• **Exercise objective**:
In the records below, find the line that holds "Read all visible content and emit it as JSON.". Restate it and every later line exactly, stopping at the end and skipping pictures.

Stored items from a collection
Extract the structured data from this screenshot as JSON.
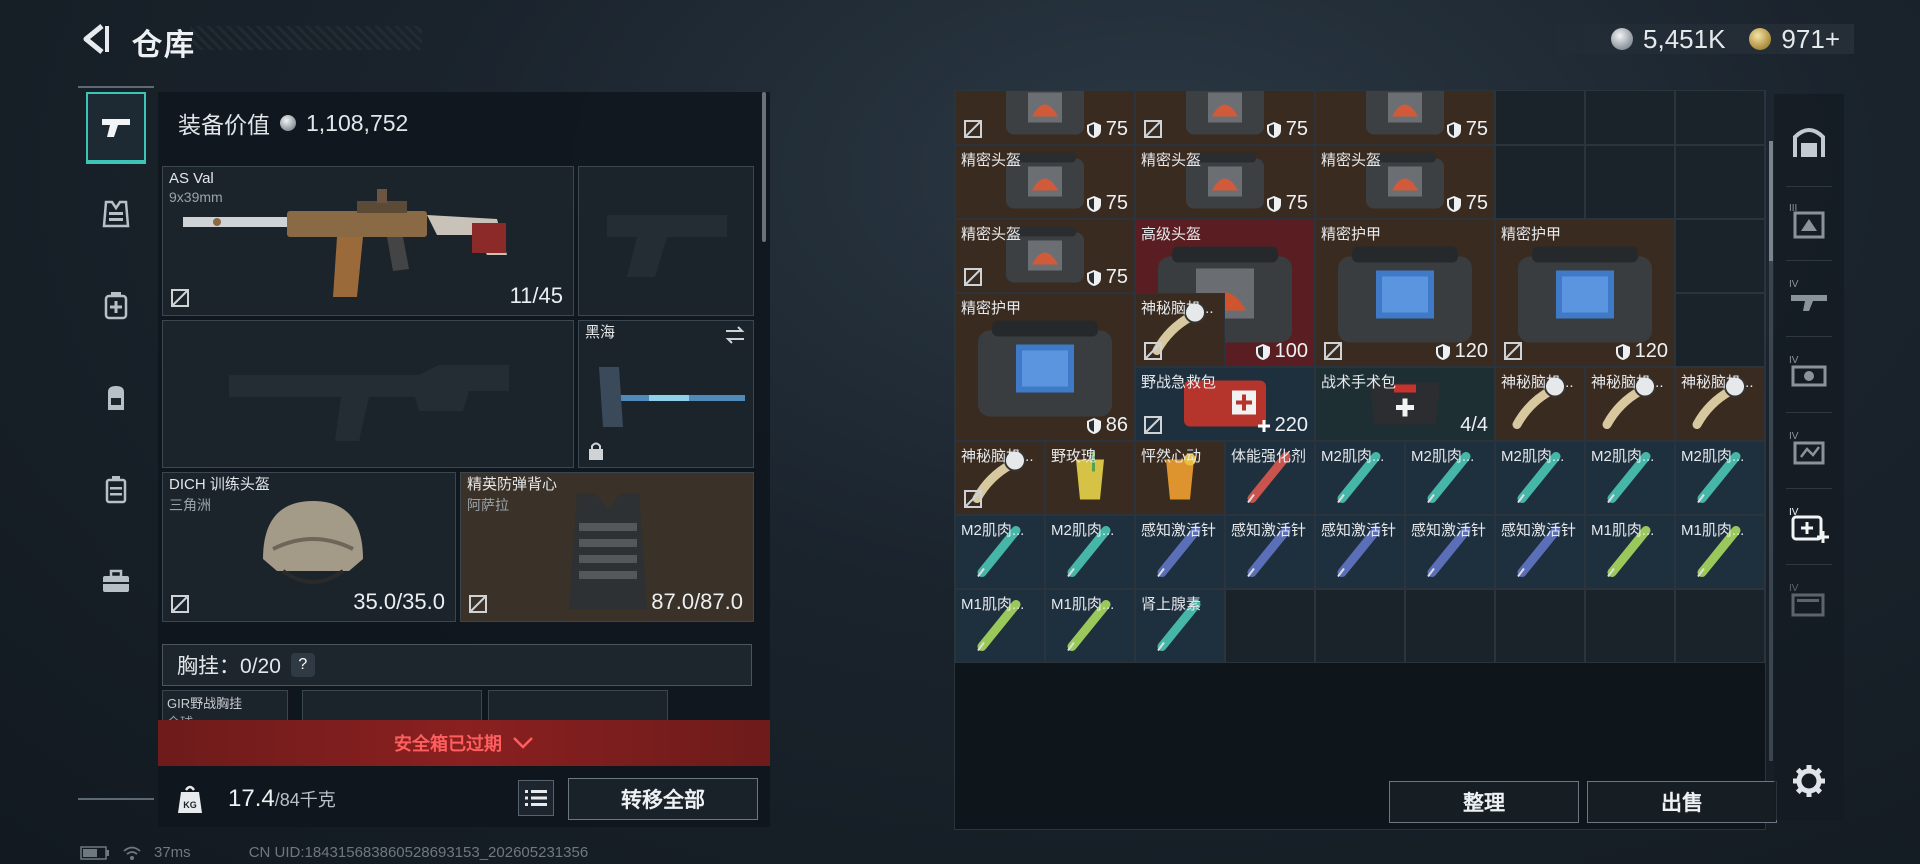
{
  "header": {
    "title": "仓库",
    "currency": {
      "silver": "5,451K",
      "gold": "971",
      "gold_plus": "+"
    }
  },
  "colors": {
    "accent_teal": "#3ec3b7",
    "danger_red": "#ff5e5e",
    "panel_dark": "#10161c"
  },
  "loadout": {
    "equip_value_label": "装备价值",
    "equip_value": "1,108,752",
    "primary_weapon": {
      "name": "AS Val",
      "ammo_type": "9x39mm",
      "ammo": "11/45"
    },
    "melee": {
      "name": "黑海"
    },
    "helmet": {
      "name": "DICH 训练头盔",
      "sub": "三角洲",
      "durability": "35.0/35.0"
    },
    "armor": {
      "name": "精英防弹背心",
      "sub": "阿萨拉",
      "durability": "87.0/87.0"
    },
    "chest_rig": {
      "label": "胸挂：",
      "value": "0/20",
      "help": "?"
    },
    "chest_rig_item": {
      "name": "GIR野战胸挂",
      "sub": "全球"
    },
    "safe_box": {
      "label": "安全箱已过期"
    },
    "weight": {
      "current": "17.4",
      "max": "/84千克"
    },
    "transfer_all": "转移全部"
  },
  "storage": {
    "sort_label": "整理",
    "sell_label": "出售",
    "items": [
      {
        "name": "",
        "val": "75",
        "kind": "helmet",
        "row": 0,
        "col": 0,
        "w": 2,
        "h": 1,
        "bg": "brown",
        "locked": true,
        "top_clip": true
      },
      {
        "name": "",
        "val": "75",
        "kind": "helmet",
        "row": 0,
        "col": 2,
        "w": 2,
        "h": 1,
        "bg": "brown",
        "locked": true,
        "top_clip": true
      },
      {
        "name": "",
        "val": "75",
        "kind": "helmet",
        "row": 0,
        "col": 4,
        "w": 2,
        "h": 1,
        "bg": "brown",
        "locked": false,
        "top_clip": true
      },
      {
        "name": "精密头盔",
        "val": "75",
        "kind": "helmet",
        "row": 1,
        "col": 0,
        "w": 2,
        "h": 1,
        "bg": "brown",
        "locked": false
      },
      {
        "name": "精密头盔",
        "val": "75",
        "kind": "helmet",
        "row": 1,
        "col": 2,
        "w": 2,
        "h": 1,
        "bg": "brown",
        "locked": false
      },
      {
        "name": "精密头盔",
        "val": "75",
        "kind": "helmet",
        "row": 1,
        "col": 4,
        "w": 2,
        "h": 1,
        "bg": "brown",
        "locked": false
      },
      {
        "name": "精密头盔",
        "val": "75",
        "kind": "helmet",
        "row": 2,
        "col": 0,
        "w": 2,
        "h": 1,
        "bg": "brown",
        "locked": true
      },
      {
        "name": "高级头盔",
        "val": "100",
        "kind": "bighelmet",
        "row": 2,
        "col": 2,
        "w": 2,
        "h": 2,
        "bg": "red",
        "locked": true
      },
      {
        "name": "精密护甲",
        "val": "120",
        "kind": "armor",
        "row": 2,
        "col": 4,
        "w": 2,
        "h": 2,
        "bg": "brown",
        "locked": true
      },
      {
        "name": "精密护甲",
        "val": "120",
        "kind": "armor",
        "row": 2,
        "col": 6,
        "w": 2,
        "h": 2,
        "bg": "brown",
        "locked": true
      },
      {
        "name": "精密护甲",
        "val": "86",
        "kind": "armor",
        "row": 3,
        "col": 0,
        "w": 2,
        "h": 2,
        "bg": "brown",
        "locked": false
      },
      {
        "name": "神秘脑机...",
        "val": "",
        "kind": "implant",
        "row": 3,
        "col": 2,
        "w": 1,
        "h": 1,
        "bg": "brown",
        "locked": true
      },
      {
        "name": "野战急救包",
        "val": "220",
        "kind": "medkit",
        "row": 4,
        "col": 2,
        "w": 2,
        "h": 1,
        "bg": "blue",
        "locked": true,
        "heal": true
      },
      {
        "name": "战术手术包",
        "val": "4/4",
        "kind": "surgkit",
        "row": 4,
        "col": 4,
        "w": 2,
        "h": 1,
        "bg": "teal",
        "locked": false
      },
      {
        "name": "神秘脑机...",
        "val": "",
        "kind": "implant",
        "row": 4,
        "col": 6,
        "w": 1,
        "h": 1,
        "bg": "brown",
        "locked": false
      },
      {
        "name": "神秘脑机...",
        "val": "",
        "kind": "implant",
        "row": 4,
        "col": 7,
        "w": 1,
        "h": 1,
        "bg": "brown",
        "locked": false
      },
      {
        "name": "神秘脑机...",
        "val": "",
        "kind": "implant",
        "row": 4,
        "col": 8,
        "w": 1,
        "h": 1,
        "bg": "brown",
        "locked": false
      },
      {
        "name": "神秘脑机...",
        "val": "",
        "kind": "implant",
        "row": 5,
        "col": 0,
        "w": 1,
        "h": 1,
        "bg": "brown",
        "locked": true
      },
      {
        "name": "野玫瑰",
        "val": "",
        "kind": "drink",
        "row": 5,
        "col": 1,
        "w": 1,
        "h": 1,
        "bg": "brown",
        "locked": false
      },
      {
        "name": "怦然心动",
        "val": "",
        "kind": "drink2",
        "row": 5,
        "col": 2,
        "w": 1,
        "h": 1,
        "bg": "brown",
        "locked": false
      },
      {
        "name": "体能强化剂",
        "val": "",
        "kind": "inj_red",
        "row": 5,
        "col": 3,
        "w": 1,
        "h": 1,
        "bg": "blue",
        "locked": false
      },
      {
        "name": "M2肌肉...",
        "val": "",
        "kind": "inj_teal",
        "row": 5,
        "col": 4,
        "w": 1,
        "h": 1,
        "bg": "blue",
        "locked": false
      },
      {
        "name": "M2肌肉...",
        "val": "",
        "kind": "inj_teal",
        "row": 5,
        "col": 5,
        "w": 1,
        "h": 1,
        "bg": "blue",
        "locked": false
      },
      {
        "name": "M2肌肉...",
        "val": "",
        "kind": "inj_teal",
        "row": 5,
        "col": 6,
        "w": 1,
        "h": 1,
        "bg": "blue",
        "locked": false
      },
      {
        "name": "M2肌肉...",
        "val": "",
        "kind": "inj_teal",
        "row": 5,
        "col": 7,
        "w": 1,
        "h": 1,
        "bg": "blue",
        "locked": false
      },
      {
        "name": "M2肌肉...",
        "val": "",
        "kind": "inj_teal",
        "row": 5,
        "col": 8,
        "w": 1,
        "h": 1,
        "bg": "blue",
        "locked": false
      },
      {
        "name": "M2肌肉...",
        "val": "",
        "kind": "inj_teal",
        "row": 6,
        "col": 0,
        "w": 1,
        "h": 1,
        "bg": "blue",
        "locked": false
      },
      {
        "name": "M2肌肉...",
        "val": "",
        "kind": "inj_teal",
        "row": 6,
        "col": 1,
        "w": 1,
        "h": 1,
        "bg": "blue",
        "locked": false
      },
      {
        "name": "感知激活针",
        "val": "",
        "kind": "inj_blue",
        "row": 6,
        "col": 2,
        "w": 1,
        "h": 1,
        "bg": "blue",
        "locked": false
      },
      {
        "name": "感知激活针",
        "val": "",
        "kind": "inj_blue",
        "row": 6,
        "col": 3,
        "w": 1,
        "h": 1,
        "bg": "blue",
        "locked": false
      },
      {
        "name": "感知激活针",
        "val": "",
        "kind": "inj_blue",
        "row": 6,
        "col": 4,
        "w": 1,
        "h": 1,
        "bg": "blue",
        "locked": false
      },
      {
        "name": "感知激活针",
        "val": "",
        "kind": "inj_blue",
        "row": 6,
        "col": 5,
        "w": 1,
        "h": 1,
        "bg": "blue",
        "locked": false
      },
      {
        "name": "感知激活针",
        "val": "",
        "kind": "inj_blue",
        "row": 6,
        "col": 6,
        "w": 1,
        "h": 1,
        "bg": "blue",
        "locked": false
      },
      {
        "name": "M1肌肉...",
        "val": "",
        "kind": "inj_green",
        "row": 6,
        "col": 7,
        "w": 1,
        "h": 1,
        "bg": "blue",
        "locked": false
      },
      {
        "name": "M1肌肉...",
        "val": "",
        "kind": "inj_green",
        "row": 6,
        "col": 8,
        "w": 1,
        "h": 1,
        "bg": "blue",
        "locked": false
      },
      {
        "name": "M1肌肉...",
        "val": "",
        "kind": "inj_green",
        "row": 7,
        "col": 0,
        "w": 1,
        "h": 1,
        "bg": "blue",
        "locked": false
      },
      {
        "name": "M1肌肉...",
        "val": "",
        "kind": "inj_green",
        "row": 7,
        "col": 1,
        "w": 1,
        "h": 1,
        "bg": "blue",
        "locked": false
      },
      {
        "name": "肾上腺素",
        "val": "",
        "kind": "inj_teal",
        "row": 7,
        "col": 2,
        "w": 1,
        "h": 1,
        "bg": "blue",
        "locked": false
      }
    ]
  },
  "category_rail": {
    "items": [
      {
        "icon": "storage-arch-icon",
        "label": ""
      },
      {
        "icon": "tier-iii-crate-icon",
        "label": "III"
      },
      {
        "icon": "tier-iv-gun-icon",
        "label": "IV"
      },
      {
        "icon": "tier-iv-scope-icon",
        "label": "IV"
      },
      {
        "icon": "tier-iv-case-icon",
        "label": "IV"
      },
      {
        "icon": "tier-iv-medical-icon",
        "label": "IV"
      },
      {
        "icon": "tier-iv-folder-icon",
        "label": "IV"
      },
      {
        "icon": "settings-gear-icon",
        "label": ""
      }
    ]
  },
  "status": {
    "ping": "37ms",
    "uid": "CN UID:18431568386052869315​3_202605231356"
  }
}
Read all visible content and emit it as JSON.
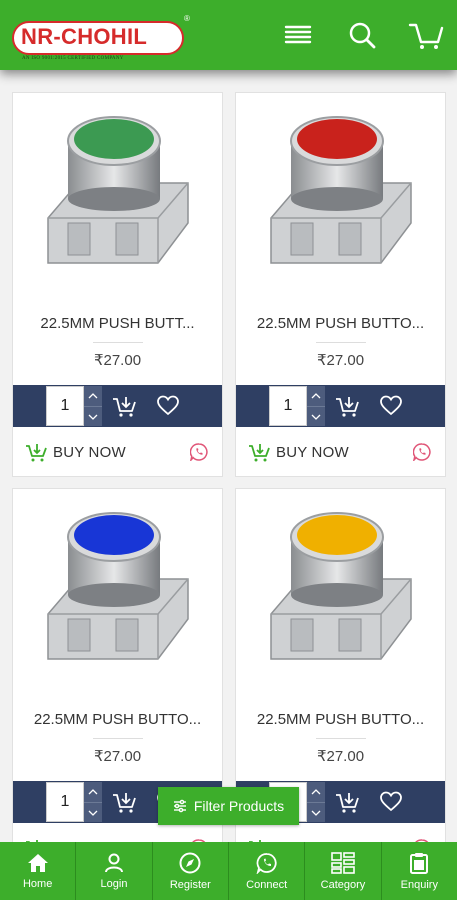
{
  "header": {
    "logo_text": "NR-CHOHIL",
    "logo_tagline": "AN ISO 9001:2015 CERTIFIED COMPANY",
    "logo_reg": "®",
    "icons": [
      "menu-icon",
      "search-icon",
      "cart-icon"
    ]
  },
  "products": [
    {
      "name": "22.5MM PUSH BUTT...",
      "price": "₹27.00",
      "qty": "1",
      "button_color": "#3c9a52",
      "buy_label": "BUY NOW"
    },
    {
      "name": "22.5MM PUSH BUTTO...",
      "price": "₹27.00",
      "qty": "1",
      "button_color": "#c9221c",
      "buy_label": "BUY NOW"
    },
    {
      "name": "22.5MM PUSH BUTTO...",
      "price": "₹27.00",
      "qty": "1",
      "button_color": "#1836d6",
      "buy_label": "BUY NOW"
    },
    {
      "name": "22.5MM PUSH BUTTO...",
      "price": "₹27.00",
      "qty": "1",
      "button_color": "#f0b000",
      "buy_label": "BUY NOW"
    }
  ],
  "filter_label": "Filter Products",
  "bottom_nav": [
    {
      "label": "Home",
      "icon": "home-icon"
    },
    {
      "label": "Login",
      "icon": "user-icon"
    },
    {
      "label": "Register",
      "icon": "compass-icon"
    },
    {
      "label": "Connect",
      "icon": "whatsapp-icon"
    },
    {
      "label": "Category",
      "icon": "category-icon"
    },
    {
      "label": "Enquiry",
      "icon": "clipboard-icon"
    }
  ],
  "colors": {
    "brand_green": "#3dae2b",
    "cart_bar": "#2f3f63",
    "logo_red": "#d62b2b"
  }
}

• **Answer box**:
Read all visible content and emit it as JSON.
{
  "header": {
    "logo_text": "NR-CHOHIL",
    "logo_tagline": "AN ISO 9001:2015 CERTIFIED COMPANY",
    "logo_reg": "®",
    "icons": [
      "menu-icon",
      "search-icon",
      "cart-icon"
    ]
  },
  "products": [
    {
      "name": "22.5MM PUSH BUTT...",
      "price": "₹27.00",
      "qty": "1",
      "button_color": "#3c9a52",
      "buy_label": "BUY NOW"
    },
    {
      "name": "22.5MM PUSH BUTTO...",
      "price": "₹27.00",
      "qty": "1",
      "button_color": "#c9221c",
      "buy_label": "BUY NOW"
    },
    {
      "name": "22.5MM PUSH BUTTO...",
      "price": "₹27.00",
      "qty": "1",
      "button_color": "#1836d6",
      "buy_label": "BUY NOW"
    },
    {
      "name": "22.5MM PUSH BUTTO...",
      "price": "₹27.00",
      "qty": "1",
      "button_color": "#f0b000",
      "buy_label": "BUY NOW"
    }
  ],
  "filter_label": "Filter Products",
  "bottom_nav": [
    {
      "label": "Home",
      "icon": "home-icon"
    },
    {
      "label": "Login",
      "icon": "user-icon"
    },
    {
      "label": "Register",
      "icon": "compass-icon"
    },
    {
      "label": "Connect",
      "icon": "whatsapp-icon"
    },
    {
      "label": "Category",
      "icon": "category-icon"
    },
    {
      "label": "Enquiry",
      "icon": "clipboard-icon"
    }
  ],
  "colors": {
    "brand_green": "#3dae2b",
    "cart_bar": "#2f3f63",
    "logo_red": "#d62b2b"
  }
}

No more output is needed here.